RECORDS PROVIDED —
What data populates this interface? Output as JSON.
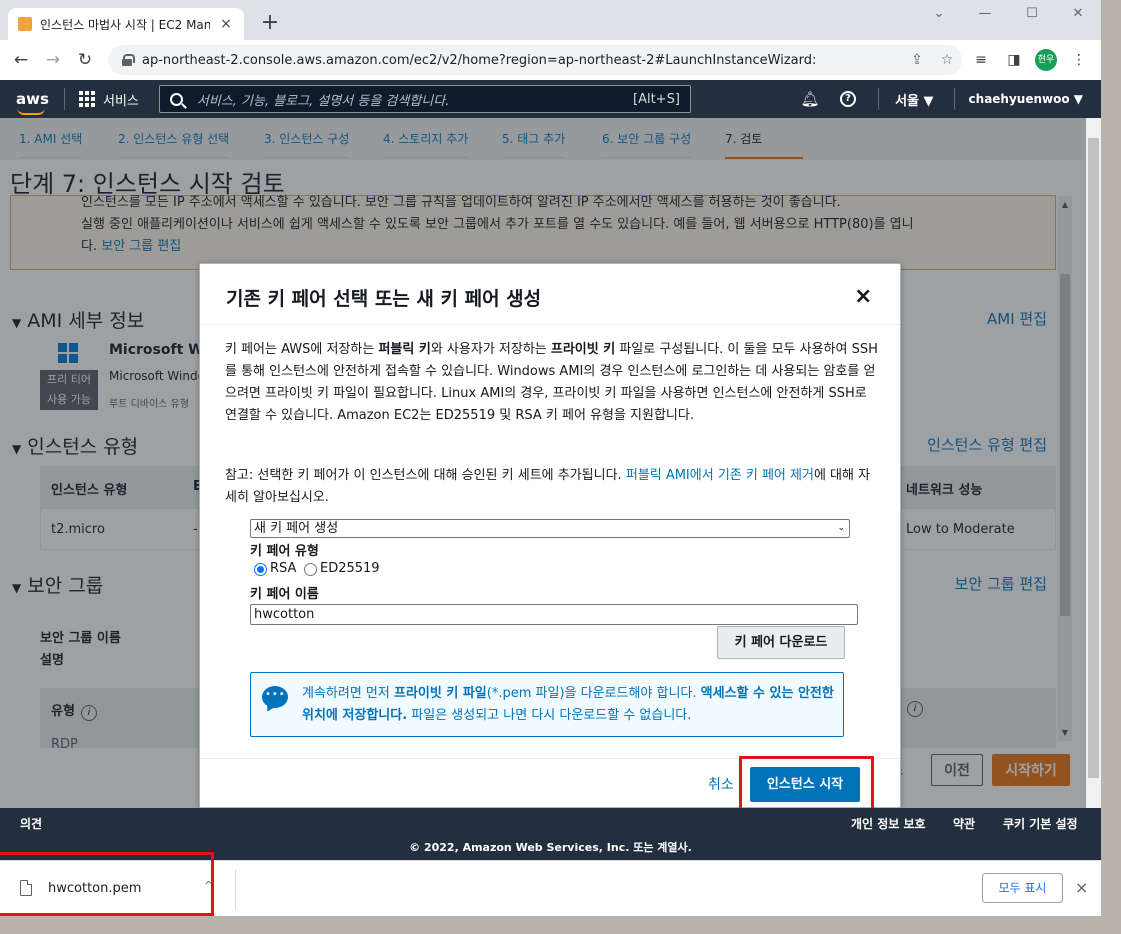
{
  "browser": {
    "tab_title": "인스턴스 마법사 시작 | EC2 Man",
    "tab_close": "×",
    "new_tab": "+",
    "url": "ap-northeast-2.console.aws.amazon.com/ec2/v2/home?region=ap-northeast-2#LaunchInstanceWizard:",
    "profile_initials": "현우"
  },
  "aws_nav": {
    "logo": "aws",
    "services": "서비스",
    "search_placeholder": "서비스, 기능, 블로그, 설명서 등을 검색합니다.",
    "search_shortcut": "[Alt+S]",
    "region": "서울 ▼",
    "user": "chaehyuenwoo ▼"
  },
  "steps": [
    "1. AMI 선택",
    "2. 인스턴스 유형 선택",
    "3. 인스턴스 구성",
    "4. 스토리지 추가",
    "5. 태그 추가",
    "6. 보안 그룹 구성",
    "7. 검토"
  ],
  "page": {
    "title": "단계 7: 인스턴스 시작 검토",
    "warning_line1": "인스턴스를 모든 IP 주소에서 액세스할 수 있습니다. 보안 그룹 규칙을 업데이트하여 알려진 IP 주소에서만 액세스를 허용하는 것이 좋습니다.",
    "warning_line2": "실행 중인 애플리케이션이나 서비스에 쉽게 액세스할 수 있도록 보안 그룹에서 추가 포트를 열 수도 있습니다. 예를 들어, 웹 서버용으로 HTTP(80)를 엽니",
    "warning_line3_prefix": "다.",
    "warning_link": "보안 그룹 편집",
    "ami_section": "AMI 세부 정보",
    "ami_edit": "AMI 편집",
    "ami_name": "Microsoft Wi",
    "ami_desc": "Microsoft Windo",
    "ami_desc2": "루트 디바이스 유형",
    "free_tier_line1": "프리 티어",
    "free_tier_line2": "사용 가능",
    "instance_section": "인스턴스 유형",
    "instance_edit": "인스턴스 유형 편집",
    "instance_table": {
      "col1": "인스턴스 유형",
      "col2": "E",
      "col_last": "네트워크 성능",
      "row_type": "t2.micro",
      "row_col2": "-",
      "row_network": "Low to Moderate"
    },
    "security_section": "보안 그룹",
    "security_edit": "보안 그룹 편집",
    "sg_name_label": "보안 그룹 이름",
    "sg_desc_label": "설명",
    "sg_type_header": "유형",
    "sg_row_partial": "RDP",
    "info_i": "i",
    "bottom_cancel_partial": "소",
    "prev_button": "이전",
    "launch_bottom_button": "시작하기"
  },
  "modal": {
    "title": "기존 키 페어 선택 또는 새 키 페어 생성",
    "close": "×",
    "body_parts": [
      "키 페어는 AWS에 저장하는 ",
      "퍼블릭 키",
      "와 사용자가 저장하는 ",
      "프라이빗 키",
      " 파일로 구성됩니다. 이 둘을 모두 사용하여 SSH를 통해 인스턴스에 안전하게 접속할 수 있습니다. Windows AMI의 경우 인스턴스에 로그인하는 데 사용되는 암호를 얻으려면 프라이빗 키 파일이 필요합니다. Linux AMI의 경우, 프라이빗 키 파일을 사용하면 인스턴스에 안전하게 SSH로 연결할 수 있습니다. Amazon EC2는 ED25519 및 RSA 키 페어 유형을 지원합니다."
    ],
    "note_prefix": "참고: 선택한 키 페어가 이 인스턴스에 대해 승인된 키 세트에 추가됩니다. ",
    "note_link": "퍼블릭 AMI에서 기존 키 페어 제거",
    "note_suffix": "에 대해 자세히 알아보십시오.",
    "select_value": "새 키 페어 생성",
    "select_arrow": "⌄",
    "key_type_label": "키 페어 유형",
    "radio_rsa": "RSA",
    "radio_ed": "ED25519",
    "key_name_label": "키 페어 이름",
    "key_name_value": "hwcotton",
    "download_button": "키 페어 다운로드",
    "info_parts": [
      "계속하려면 먼저 ",
      "프라이빗 키 파일",
      "(*.pem 파일)을 다운로드해야 합니다. ",
      "액세스할 수 있는 안전한 위치에 저장합니다.",
      " 파일은 생성되고 나면 다시 다운로드할 수 없습니다."
    ],
    "cancel": "취소",
    "launch_button": "인스턴스 시작"
  },
  "footer": {
    "feedback": "의견",
    "privacy": "개인 정보 보호",
    "terms": "약관",
    "cookies": "쿠키 기본 설정",
    "copyright": "© 2022, Amazon Web Services, Inc. 또는 계열사."
  },
  "downloads": {
    "file_name": "hwcotton.pem",
    "chevron": "^",
    "show_all": "모두 표시",
    "close": "×"
  },
  "colors": {
    "aws_dark": "#232f3e",
    "aws_orange": "#ff9900",
    "link_blue": "#0073bb",
    "highlight_red": "#e8101b"
  }
}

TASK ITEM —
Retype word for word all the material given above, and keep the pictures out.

RESPONSE BELOW —
What data populates this interface? Output as JSON.
{
  "browser": {
    "tab_title": "인스턴스 마법사 시작 | EC2 Man",
    "tab_close": "×",
    "new_tab": "+",
    "url": "ap-northeast-2.console.aws.amazon.com/ec2/v2/home?region=ap-northeast-2#LaunchInstanceWizard:",
    "profile_initials": "현우"
  },
  "aws_nav": {
    "logo": "aws",
    "services": "서비스",
    "search_placeholder": "서비스, 기능, 블로그, 설명서 등을 검색합니다.",
    "search_shortcut": "[Alt+S]",
    "region": "서울 ▼",
    "user": "chaehyuenwoo ▼"
  },
  "steps": [
    "1. AMI 선택",
    "2. 인스턴스 유형 선택",
    "3. 인스턴스 구성",
    "4. 스토리지 추가",
    "5. 태그 추가",
    "6. 보안 그룹 구성",
    "7. 검토"
  ],
  "page": {
    "title": "단계 7: 인스턴스 시작 검토",
    "warning_line1": "인스턴스를 모든 IP 주소에서 액세스할 수 있습니다. 보안 그룹 규칙을 업데이트하여 알려진 IP 주소에서만 액세스를 허용하는 것이 좋습니다.",
    "warning_line2": "실행 중인 애플리케이션이나 서비스에 쉽게 액세스할 수 있도록 보안 그룹에서 추가 포트를 열 수도 있습니다. 예를 들어, 웹 서버용으로 HTTP(80)를 엽니",
    "warning_line3_prefix": "다.",
    "warning_link": "보안 그룹 편집",
    "ami_section": "AMI 세부 정보",
    "ami_edit": "AMI 편집",
    "ami_name": "Microsoft Wi",
    "ami_desc": "Microsoft Windo",
    "ami_desc2": "루트 디바이스 유형",
    "free_tier_line1": "프리 티어",
    "free_tier_line2": "사용 가능",
    "instance_section": "인스턴스 유형",
    "instance_edit": "인스턴스 유형 편집",
    "instance_table": {
      "col1": "인스턴스 유형",
      "col2": "E",
      "col_last": "네트워크 성능",
      "row_type": "t2.micro",
      "row_col2": "-",
      "row_network": "Low to Moderate"
    },
    "security_section": "보안 그룹",
    "security_edit": "보안 그룹 편집",
    "sg_name_label": "보안 그룹 이름",
    "sg_desc_label": "설명",
    "sg_type_header": "유형",
    "sg_row_partial": "RDP",
    "info_i": "i",
    "bottom_cancel_partial": "소",
    "prev_button": "이전",
    "launch_bottom_button": "시작하기"
  },
  "modal": {
    "title": "기존 키 페어 선택 또는 새 키 페어 생성",
    "close": "×",
    "body_parts": [
      "키 페어는 AWS에 저장하는 ",
      "퍼블릭 키",
      "와 사용자가 저장하는 ",
      "프라이빗 키",
      " 파일로 구성됩니다. 이 둘을 모두 사용하여 SSH를 통해 인스턴스에 안전하게 접속할 수 있습니다. Windows AMI의 경우 인스턴스에 로그인하는 데 사용되는 암호를 얻으려면 프라이빗 키 파일이 필요합니다. Linux AMI의 경우, 프라이빗 키 파일을 사용하면 인스턴스에 안전하게 SSH로 연결할 수 있습니다. Amazon EC2는 ED25519 및 RSA 키 페어 유형을 지원합니다."
    ],
    "note_prefix": "참고: 선택한 키 페어가 이 인스턴스에 대해 승인된 키 세트에 추가됩니다. ",
    "note_link": "퍼블릭 AMI에서 기존 키 페어 제거",
    "note_suffix": "에 대해 자세히 알아보십시오.",
    "select_value": "새 키 페어 생성",
    "select_arrow": "⌄",
    "key_type_label": "키 페어 유형",
    "radio_rsa": "RSA",
    "radio_ed": "ED25519",
    "key_name_label": "키 페어 이름",
    "key_name_value": "hwcotton",
    "download_button": "키 페어 다운로드",
    "info_parts": [
      "계속하려면 먼저 ",
      "프라이빗 키 파일",
      "(*.pem 파일)을 다운로드해야 합니다. ",
      "액세스할 수 있는 안전한 위치에 저장합니다.",
      " 파일은 생성되고 나면 다시 다운로드할 수 없습니다."
    ],
    "cancel": "취소",
    "launch_button": "인스턴스 시작"
  },
  "footer": {
    "feedback": "의견",
    "privacy": "개인 정보 보호",
    "terms": "약관",
    "cookies": "쿠키 기본 설정",
    "copyright": "© 2022, Amazon Web Services, Inc. 또는 계열사."
  },
  "downloads": {
    "file_name": "hwcotton.pem",
    "chevron": "^",
    "show_all": "모두 표시",
    "close": "×"
  },
  "colors": {
    "aws_dark": "#232f3e",
    "aws_orange": "#ff9900",
    "link_blue": "#0073bb",
    "highlight_red": "#e8101b"
  }
}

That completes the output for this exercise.